> What you should do:
Here is the listing. Report each line in it that contains the string "JSON".

START Data under study

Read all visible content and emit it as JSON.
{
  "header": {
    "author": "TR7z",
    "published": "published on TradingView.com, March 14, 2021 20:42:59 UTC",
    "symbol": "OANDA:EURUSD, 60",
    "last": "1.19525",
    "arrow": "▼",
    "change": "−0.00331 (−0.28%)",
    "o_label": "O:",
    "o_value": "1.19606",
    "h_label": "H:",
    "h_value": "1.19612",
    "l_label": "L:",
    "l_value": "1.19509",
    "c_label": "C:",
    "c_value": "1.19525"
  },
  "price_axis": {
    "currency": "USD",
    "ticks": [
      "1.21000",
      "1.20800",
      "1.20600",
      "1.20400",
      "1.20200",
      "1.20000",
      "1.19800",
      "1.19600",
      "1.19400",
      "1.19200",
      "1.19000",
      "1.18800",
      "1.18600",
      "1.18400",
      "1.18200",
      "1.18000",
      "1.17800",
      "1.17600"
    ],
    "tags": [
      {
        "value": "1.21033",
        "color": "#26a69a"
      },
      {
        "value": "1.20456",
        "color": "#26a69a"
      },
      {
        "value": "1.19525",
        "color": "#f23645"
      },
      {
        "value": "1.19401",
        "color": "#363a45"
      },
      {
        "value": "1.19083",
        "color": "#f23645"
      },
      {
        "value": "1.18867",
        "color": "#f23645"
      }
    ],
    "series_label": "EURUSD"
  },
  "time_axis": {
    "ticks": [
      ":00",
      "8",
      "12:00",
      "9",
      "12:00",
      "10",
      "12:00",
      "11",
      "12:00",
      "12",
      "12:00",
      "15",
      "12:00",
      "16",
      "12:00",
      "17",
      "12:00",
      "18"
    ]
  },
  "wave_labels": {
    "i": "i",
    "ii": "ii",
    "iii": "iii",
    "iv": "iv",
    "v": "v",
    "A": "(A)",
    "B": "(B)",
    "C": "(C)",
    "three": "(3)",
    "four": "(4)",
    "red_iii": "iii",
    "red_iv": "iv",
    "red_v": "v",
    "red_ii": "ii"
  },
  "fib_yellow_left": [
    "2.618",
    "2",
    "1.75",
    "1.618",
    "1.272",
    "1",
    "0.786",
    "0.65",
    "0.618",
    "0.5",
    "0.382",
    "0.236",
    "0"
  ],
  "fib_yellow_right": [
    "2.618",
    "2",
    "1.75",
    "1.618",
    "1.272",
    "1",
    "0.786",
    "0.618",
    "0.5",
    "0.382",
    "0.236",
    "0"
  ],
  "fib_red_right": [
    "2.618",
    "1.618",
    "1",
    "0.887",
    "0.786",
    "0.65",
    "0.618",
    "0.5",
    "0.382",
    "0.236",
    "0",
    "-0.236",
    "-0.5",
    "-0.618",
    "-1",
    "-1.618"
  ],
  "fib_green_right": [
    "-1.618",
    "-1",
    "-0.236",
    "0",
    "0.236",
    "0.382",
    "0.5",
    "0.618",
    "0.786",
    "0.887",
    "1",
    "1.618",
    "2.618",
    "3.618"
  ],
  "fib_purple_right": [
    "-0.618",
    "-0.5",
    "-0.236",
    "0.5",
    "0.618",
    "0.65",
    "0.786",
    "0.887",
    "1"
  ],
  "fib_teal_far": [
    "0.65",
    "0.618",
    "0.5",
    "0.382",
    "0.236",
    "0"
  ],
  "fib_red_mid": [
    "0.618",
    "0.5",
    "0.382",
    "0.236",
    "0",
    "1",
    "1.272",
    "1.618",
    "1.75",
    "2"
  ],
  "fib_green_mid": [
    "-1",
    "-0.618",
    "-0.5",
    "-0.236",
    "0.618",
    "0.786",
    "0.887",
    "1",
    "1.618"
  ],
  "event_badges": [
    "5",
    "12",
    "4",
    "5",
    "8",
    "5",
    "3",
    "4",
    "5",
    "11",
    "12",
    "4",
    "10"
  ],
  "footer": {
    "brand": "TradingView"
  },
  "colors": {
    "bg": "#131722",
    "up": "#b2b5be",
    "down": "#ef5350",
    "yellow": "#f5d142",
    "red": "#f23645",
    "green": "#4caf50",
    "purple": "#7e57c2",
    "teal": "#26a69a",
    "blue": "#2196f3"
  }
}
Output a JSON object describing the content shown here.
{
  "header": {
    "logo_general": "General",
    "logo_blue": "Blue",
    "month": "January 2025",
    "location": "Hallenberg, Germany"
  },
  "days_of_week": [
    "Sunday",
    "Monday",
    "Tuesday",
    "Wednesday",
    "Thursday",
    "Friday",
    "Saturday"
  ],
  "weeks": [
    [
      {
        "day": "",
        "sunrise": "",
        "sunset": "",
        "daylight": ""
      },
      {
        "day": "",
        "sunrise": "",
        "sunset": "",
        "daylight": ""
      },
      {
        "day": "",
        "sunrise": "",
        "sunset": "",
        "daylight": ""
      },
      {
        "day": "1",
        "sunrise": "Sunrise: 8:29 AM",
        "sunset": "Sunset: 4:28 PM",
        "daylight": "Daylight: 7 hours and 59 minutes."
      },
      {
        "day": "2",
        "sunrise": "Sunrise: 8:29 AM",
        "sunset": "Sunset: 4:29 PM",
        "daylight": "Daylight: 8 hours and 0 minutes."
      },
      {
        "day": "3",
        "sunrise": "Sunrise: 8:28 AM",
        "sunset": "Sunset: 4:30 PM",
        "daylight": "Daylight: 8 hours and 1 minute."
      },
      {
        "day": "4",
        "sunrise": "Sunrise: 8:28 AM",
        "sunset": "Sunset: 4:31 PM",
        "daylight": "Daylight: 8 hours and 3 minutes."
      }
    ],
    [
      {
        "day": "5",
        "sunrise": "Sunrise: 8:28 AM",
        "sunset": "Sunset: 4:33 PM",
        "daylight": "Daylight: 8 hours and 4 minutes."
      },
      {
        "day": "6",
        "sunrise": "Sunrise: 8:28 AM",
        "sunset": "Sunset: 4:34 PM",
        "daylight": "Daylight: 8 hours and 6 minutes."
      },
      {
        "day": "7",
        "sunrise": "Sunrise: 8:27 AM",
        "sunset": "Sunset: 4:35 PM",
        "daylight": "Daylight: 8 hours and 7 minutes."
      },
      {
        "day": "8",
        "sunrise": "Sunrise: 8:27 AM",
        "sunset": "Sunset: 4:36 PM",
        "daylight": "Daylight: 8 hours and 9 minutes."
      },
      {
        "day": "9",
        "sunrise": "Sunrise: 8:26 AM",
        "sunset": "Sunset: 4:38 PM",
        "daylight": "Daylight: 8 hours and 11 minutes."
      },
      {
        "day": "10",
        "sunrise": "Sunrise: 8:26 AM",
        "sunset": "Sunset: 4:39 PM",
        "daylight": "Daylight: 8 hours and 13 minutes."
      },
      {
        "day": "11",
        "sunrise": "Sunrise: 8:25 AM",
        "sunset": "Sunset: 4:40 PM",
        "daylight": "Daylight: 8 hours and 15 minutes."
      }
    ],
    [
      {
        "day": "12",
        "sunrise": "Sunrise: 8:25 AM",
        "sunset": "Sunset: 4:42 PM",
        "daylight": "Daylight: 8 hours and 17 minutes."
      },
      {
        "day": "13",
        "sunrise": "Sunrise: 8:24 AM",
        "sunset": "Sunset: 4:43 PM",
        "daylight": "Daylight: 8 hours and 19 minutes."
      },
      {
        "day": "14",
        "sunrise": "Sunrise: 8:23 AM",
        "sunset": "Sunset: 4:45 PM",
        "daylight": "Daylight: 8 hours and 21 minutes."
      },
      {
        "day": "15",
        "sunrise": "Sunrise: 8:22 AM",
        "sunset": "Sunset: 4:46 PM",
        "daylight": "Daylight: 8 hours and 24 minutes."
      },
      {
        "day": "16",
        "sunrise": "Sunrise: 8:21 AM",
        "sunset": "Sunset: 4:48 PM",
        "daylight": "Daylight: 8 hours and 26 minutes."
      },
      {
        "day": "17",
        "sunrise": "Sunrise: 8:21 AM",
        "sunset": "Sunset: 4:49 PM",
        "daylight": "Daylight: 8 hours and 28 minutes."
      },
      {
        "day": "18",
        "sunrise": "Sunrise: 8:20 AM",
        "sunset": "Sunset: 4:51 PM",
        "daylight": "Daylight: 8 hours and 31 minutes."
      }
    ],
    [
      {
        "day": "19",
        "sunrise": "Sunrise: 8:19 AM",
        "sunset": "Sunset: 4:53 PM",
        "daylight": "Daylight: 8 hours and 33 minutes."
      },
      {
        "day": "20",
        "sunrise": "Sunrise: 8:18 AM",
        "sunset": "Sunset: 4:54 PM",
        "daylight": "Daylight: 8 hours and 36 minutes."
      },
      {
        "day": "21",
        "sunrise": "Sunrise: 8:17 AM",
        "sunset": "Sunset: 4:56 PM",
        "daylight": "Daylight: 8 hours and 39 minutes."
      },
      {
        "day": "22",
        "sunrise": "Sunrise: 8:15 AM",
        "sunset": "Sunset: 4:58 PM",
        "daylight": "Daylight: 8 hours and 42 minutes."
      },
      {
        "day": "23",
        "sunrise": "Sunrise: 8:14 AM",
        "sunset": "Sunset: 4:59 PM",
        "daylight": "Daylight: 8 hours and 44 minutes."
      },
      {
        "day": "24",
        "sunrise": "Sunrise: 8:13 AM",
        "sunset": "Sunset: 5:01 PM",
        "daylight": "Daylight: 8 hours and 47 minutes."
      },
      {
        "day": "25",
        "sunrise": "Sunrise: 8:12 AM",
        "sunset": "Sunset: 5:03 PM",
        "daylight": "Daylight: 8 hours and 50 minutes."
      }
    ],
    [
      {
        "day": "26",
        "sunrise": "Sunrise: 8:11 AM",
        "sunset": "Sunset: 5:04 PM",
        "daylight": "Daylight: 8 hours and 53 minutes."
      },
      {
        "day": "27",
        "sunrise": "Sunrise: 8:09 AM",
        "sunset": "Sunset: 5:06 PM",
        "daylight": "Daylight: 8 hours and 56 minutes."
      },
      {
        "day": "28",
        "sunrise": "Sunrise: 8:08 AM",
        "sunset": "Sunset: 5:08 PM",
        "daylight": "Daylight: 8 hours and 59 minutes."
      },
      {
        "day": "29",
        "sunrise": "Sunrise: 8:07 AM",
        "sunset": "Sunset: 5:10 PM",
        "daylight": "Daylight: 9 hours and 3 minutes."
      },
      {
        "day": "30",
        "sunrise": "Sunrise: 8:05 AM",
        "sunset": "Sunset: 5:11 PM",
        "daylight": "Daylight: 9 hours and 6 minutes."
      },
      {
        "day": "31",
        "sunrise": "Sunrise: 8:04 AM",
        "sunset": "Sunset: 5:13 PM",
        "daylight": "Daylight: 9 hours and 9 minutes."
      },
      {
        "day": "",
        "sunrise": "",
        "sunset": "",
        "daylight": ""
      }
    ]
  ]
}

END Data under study

> Answer to this task:
Read all visible content and emit it as JSON.
Output a JSON object describing the content shown here.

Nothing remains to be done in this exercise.